Recently, though, all of that has gone into reverse. Inflation has risen in Western countries, and may well settle into a higher range than in the past. Meanwhile, Japan appears to have finally emerged from its slump, and its central bank is tightening policy in response, reducing that country’s appetite for US treasury paper. So too China, whose slowing exports are reducing its dollar surpluses. Meanwhile the need for fiscal stimulus may lead Beijing to draw down its reserves.
Finally, while Western government debt levels surged in the pandemic, that of many emerging markets has held more steady, and now stands at lower levels. So whereas Western governments were once the safe bets and emerging markets paid a risk premium, increasingly, developing countries are looking like the grown-ups in the fiscal room, making their bonds more attractive. Western governments are having to compete for credit — and as their populations age, the pressure to borrow more will intensify.
Add it all up and it’s looking increasingly like the decades-long bull market in Western government bonds has given way to what may be an equally long bear market. That will keep upward pressure on rates from here on in. So anyone who built up a lot of debt in the easy-money years, when it looked like interest rates would stay low forever, may soon face a reckoning.
In particular, investors who piled up loans to buy assets, in the days when credit was cheap and asset prices seemed only ever to rise, may be forced to liquidate holdings to cover their rising costs. That could trigger a surge in supply that drives down prices, leaving leveraged investors even worse off.
In consequence, the risk of crashes in some assets can’t be ruled out. British real estate may come under further pressure and American stock markets look shaky. There may be real pain in commercial real estate. Bitcoin may be the canary in the coalmine: if it heads south sharply, it may indicate a ‘risk-off’ rush in markets, which could signal trouble ahead for other assets. Reports that Elon Musk sold off his bitcoin holdings overnight can’t have helped that cause.

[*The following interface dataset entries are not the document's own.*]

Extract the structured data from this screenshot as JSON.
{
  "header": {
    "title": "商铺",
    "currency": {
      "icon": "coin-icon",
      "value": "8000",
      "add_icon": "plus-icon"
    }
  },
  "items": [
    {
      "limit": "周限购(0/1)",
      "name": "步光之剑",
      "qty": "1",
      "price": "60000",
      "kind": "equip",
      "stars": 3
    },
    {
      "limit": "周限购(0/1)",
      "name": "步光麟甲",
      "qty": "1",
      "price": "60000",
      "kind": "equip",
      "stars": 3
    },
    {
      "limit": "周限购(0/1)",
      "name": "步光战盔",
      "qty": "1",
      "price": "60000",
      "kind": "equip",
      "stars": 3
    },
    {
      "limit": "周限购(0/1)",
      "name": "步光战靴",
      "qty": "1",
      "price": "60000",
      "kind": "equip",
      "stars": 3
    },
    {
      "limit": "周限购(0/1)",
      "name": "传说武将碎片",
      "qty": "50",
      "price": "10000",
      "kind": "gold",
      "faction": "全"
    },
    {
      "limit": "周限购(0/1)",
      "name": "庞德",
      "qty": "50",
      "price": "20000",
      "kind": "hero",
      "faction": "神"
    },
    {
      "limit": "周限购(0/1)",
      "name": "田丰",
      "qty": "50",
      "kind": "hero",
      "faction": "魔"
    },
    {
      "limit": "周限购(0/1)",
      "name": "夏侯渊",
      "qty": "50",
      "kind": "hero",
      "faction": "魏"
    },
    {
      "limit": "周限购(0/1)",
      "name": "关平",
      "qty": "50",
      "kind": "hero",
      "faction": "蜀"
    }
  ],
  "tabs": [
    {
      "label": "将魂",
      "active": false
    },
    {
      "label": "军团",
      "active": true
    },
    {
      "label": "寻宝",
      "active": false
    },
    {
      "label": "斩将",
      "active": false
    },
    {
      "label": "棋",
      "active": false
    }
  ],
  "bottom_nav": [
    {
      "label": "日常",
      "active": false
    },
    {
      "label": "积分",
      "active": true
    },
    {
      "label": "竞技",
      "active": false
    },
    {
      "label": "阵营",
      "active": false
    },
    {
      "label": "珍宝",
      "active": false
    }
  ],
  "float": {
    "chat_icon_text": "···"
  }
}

A 2008 crash may not be on the horizon, but anyone carrying a lot of debt may want to assess their position, because it’s looking ever more likely that these high interest rates are here to stay.